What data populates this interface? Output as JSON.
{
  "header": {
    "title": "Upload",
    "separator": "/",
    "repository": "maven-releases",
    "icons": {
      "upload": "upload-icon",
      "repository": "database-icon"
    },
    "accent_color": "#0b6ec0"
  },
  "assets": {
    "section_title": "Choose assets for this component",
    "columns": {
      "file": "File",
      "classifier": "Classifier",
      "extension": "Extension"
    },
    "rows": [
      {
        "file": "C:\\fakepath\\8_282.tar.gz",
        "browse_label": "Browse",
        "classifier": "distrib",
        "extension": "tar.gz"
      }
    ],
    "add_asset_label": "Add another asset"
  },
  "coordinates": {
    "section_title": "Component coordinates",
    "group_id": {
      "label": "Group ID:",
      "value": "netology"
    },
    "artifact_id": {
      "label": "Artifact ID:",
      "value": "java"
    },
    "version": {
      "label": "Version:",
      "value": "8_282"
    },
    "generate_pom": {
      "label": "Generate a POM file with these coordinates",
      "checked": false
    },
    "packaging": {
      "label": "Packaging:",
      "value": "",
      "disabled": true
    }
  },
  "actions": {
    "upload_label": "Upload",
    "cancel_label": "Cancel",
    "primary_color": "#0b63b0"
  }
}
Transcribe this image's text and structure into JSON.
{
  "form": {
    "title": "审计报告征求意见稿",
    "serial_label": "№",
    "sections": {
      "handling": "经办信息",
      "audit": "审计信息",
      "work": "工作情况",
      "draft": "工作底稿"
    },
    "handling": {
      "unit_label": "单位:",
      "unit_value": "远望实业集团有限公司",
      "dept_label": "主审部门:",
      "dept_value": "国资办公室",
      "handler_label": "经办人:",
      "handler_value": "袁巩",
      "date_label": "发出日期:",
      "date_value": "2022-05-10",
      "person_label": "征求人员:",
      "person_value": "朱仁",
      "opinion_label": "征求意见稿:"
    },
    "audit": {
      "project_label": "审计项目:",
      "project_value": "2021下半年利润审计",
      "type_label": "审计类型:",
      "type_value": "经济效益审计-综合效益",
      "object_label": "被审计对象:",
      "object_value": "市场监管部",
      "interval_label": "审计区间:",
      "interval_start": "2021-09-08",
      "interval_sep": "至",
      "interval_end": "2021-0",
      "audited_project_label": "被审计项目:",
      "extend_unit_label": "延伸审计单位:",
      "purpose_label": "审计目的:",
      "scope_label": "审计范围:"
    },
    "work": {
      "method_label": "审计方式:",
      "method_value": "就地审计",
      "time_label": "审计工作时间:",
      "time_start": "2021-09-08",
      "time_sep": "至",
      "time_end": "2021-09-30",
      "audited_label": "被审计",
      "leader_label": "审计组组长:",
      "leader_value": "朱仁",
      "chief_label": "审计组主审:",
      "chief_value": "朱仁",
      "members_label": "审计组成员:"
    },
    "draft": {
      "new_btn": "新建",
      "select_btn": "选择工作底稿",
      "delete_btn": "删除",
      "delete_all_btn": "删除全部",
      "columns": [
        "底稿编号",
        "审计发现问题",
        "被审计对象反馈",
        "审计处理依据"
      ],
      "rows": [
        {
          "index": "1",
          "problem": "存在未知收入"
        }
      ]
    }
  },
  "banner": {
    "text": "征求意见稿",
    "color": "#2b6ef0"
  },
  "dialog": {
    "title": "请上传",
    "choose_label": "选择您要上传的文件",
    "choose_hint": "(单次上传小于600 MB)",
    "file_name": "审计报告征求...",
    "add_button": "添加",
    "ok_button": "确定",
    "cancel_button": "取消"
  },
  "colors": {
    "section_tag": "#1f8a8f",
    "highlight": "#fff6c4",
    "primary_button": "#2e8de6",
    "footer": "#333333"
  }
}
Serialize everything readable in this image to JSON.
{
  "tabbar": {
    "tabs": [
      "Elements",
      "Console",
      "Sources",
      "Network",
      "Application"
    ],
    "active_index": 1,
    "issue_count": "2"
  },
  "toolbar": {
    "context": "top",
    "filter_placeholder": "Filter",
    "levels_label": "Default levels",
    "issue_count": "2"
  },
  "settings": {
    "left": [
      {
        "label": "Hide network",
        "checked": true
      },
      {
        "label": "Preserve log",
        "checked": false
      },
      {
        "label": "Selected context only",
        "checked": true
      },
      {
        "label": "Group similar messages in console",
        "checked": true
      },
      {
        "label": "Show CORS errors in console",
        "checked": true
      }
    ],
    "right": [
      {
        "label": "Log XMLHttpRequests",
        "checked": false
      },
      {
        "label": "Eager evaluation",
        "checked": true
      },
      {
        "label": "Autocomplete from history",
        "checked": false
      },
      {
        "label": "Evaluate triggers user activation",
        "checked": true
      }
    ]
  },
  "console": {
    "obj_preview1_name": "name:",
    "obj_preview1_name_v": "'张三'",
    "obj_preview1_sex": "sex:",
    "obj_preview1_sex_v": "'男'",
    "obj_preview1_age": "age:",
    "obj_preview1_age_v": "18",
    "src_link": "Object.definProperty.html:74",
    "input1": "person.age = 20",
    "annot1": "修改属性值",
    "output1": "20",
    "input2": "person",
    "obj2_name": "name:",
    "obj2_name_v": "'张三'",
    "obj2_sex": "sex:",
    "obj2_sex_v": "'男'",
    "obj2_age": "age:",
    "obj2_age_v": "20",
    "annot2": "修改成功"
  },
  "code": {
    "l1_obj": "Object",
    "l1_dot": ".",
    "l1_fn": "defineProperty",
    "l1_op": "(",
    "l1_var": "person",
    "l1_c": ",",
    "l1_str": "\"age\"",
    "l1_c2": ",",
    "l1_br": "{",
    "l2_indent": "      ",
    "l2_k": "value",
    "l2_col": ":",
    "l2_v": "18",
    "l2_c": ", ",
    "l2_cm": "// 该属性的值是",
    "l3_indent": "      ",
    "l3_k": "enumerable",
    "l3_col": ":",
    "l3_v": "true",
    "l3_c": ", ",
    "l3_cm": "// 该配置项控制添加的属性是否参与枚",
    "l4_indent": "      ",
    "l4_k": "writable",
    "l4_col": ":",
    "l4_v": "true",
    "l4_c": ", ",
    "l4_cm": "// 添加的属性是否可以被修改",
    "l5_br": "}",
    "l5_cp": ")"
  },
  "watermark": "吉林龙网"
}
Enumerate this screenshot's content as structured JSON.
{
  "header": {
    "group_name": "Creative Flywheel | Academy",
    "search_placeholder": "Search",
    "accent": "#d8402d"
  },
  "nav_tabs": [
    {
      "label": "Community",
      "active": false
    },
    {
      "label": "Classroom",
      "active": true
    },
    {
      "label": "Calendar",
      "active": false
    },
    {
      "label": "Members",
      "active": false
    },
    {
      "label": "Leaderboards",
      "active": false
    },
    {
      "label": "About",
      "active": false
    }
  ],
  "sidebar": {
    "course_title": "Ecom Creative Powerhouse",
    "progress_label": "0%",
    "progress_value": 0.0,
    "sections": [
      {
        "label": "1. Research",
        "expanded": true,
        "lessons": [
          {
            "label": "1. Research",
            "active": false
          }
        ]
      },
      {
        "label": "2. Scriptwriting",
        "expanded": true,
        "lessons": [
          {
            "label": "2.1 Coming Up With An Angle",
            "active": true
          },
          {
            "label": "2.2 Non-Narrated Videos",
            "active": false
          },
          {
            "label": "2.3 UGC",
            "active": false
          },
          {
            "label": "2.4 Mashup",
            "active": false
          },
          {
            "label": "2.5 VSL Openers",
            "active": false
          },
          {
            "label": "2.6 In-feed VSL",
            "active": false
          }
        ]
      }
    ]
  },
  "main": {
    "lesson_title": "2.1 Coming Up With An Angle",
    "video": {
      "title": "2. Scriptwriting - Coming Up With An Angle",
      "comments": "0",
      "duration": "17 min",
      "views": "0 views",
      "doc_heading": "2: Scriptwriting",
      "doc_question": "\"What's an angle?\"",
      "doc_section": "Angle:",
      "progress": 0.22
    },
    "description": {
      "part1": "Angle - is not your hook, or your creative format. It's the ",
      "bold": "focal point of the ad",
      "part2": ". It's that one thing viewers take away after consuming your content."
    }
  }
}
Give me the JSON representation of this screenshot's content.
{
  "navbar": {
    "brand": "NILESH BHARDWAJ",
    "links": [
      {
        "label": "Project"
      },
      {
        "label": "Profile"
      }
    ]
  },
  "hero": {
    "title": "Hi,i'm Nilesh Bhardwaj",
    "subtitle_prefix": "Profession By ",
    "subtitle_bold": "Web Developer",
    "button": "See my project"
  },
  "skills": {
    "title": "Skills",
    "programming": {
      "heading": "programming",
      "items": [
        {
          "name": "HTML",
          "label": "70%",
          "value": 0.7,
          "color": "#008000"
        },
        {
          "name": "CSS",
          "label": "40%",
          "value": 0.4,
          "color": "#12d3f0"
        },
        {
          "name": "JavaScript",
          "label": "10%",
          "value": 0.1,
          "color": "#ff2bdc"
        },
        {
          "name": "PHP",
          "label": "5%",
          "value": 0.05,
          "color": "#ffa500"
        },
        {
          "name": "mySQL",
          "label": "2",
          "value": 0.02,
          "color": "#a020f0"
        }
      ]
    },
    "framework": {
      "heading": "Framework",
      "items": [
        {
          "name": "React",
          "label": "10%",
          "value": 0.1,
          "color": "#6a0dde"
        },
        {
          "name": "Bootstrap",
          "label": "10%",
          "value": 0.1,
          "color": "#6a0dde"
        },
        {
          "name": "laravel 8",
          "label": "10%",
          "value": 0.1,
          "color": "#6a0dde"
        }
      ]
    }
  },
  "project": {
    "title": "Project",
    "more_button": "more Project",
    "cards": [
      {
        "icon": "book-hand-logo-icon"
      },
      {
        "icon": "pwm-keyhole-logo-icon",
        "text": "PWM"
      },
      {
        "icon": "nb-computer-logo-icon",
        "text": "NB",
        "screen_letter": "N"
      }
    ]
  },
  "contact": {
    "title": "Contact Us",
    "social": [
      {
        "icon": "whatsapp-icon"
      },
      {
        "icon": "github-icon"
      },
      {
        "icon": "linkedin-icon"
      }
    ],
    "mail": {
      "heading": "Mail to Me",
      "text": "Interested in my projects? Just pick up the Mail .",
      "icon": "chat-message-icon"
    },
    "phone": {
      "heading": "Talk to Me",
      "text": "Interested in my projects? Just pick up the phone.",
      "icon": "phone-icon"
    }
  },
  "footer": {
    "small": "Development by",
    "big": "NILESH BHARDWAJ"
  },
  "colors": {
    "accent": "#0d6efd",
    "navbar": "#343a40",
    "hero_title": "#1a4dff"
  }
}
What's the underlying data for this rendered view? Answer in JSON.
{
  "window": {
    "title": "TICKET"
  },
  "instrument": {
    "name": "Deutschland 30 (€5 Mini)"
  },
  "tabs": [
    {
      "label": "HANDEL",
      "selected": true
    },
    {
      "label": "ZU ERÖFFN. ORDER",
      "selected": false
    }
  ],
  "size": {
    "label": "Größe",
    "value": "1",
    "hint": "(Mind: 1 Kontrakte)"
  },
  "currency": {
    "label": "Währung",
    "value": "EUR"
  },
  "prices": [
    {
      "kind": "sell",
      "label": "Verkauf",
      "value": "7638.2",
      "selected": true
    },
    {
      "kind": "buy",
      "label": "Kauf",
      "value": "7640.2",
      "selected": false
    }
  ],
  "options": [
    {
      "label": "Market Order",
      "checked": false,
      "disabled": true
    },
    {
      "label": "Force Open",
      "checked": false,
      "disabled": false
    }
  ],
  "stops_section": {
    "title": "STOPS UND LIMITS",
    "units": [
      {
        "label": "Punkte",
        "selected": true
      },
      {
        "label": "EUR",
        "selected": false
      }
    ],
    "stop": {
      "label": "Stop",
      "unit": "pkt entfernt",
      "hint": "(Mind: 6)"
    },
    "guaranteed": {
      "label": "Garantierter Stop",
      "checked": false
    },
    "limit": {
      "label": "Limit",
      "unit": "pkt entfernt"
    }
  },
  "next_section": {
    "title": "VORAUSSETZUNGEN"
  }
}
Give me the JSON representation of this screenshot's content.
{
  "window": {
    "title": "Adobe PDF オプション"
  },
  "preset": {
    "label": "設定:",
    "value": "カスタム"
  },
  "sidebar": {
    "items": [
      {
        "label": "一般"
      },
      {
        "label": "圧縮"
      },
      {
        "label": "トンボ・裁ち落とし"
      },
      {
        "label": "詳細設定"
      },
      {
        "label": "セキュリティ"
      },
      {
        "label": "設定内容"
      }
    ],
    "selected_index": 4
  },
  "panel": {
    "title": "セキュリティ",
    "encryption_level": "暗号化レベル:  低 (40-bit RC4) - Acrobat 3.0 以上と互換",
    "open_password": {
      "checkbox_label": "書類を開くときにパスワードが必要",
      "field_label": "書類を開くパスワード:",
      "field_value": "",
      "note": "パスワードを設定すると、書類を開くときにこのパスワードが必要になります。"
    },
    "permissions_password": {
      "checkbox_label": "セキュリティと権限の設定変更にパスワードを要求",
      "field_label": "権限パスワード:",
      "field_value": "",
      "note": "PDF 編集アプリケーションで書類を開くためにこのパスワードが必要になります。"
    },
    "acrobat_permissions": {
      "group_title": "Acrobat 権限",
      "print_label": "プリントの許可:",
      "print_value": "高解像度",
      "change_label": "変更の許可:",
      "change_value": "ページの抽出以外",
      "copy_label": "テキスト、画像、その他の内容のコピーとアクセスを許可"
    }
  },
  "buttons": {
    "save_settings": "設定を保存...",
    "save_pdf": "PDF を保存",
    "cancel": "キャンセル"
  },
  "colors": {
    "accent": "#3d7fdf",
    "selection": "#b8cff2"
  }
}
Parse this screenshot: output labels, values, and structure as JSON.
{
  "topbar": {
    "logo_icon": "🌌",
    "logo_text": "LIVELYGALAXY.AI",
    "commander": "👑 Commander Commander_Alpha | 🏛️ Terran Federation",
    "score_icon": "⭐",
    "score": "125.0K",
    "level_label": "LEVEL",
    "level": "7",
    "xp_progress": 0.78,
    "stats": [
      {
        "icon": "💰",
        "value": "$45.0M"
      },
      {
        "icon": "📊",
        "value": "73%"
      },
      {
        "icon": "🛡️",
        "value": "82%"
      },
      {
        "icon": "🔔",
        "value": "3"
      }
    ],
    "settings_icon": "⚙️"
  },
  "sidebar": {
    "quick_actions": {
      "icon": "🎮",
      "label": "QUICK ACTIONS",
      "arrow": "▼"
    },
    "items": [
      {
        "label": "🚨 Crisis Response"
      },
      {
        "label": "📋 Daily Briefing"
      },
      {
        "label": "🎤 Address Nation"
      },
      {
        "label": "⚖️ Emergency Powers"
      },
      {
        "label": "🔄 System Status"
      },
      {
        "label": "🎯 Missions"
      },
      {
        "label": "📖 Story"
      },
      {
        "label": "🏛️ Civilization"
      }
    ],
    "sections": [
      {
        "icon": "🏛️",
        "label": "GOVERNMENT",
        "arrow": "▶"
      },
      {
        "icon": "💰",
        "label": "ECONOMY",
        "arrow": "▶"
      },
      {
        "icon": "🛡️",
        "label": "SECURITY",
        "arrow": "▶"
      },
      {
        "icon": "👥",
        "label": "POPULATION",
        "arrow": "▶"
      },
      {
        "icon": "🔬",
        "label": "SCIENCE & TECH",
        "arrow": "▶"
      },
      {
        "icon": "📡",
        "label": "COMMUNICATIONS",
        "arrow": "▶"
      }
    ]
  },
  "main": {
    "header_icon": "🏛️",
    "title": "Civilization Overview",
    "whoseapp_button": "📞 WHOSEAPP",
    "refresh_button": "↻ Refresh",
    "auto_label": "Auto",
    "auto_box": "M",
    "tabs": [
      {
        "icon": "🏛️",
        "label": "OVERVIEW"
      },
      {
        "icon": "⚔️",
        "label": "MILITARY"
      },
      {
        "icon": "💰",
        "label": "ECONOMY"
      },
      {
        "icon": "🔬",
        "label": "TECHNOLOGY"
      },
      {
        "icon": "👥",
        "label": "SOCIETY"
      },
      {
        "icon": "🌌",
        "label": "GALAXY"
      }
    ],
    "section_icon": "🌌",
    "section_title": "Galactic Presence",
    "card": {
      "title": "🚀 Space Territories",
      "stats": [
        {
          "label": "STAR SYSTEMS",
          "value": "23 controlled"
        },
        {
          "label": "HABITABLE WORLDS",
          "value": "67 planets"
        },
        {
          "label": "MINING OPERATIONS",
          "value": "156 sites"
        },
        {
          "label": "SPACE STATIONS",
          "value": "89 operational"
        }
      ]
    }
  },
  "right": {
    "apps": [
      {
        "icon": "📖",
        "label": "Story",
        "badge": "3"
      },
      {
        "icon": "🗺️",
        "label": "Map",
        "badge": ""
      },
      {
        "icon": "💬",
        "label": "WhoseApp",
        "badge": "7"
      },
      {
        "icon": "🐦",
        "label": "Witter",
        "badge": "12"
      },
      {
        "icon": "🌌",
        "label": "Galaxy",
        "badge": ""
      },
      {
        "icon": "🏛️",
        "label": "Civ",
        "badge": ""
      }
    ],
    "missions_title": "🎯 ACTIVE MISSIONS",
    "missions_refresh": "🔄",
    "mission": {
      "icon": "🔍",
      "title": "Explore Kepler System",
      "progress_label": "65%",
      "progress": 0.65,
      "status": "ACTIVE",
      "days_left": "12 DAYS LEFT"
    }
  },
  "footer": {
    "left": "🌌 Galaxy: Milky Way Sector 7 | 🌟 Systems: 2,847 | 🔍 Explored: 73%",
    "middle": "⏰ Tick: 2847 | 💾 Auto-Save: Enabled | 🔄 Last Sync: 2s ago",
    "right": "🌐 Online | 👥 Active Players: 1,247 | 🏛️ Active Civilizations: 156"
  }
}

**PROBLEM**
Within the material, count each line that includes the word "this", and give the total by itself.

**RESPONSE BELOW**
9